“To establish liability for tortious interference with
contractual relations, a plaintiff must show that: ‘(1)
the plaintiff had an economic relationship with a third
party; (2) the defendant knew of this relationship; (3) the
defendant intentionally and improperly interfered with this
relationship; and (4) the plaintiff was damaged by such
interference.” City of Keene v. Cleaveland,
167 N.H. 731, 738 (2015) (quoting Hughes v. N.H. Div. of
Aeronautics, 152 N.H. 30, 40-41 (2005)). “Mere
interference, in itself, is legally insufficient to state a
claim. Rather, ‘[o]nly improper interference is deemed
tortious in New Hampshire.'” Kilty v. Worth
Dev. Corp., 184 Fed.Appx. 17, 19 (1st Cir. 2006)
(quoting Roberts v. Gen. Motors Corp., 138
N.H. 532, 540 (1994)).
and Castleberry have not alleged any improper interference by
Wells Fargo. They allege only that Wells Fargo notified their
tenants about upcoming foreclosure proceedings
--notifications that Wells Fargo is obligated to provide
under N.H. Rev. Stat. Ann. § 479:25. Under these
circumstances, notifications mandated by New Hampshire law do
not constitute improper interference. Accordingly, the
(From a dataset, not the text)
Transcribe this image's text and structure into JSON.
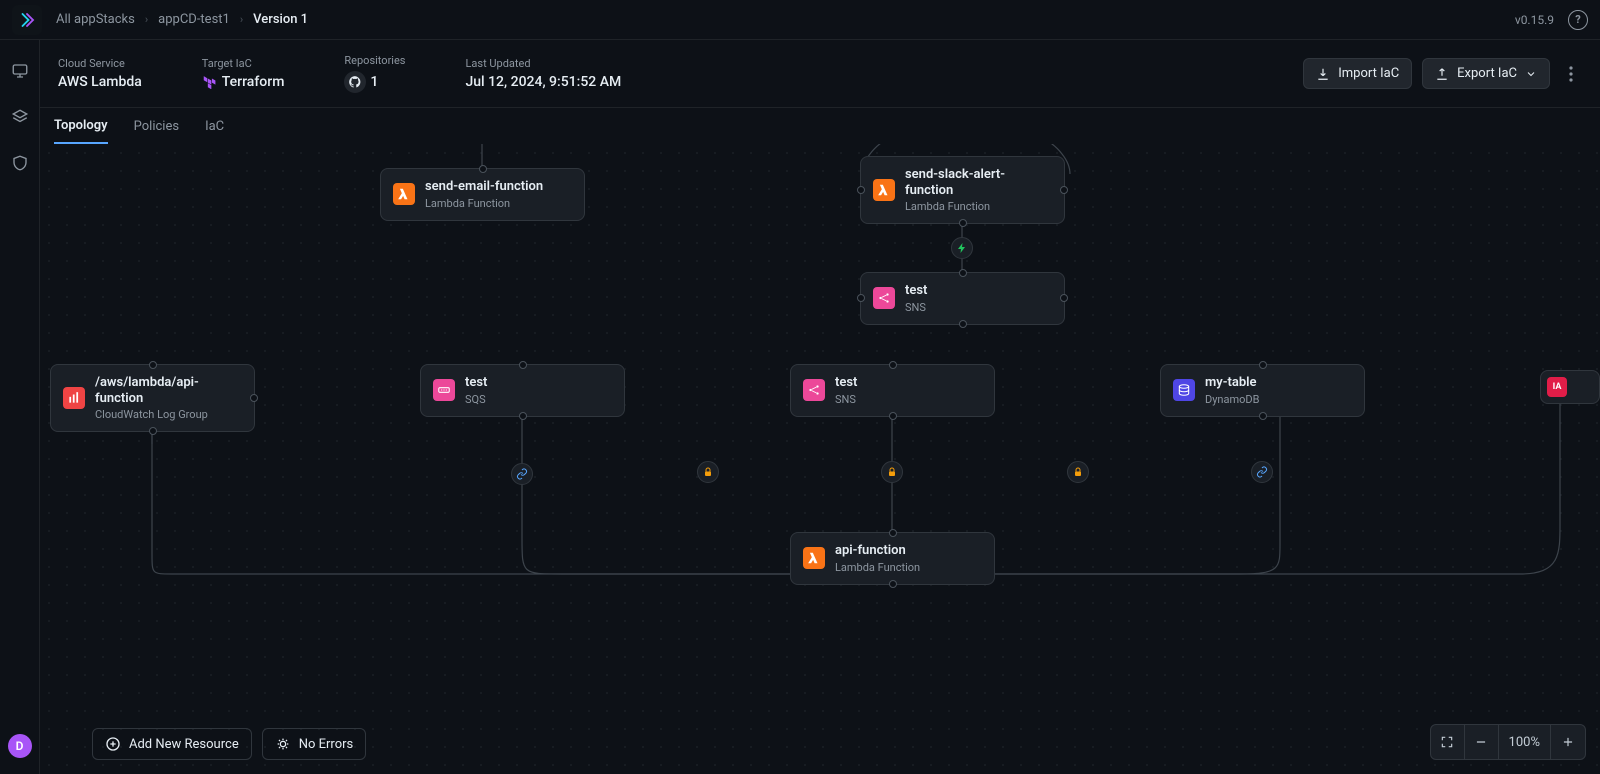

plaintiffs have failed to state a claim for tortious
interference with contractual relations.